▶ [Your objective]: In this exercise, reproduce all the entries that follow exactly.

▶ [Data provided]:
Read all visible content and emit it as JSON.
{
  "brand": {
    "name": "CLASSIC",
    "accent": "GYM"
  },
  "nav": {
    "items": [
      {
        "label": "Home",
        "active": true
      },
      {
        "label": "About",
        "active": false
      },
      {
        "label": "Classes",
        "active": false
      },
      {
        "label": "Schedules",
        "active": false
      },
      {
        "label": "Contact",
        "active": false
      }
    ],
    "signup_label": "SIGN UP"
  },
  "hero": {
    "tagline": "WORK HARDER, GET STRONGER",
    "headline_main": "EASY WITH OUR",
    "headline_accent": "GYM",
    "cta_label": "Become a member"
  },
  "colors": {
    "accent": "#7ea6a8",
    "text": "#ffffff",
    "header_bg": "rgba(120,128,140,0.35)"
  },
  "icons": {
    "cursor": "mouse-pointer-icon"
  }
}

▶ [Answer below]:
Read all visible content and emit it as JSON.
{
  "brand": {
    "name": "CLASSIC",
    "accent": "GYM"
  },
  "nav": {
    "items": [
      {
        "label": "Home",
        "active": true
      },
      {
        "label": "About",
        "active": false
      },
      {
        "label": "Classes",
        "active": false
      },
      {
        "label": "Schedules",
        "active": false
      },
      {
        "label": "Contact",
        "active": false
      }
    ],
    "signup_label": "SIGN UP"
  },
  "hero": {
    "tagline": "WORK HARDER, GET STRONGER",
    "headline_main": "EASY WITH OUR",
    "headline_accent": "GYM",
    "cta_label": "Become a member"
  },
  "colors": {
    "accent": "#7ea6a8",
    "text": "#ffffff",
    "header_bg": "rgba(120,128,140,0.35)"
  },
  "icons": {
    "cursor": "mouse-pointer-icon"
  }
}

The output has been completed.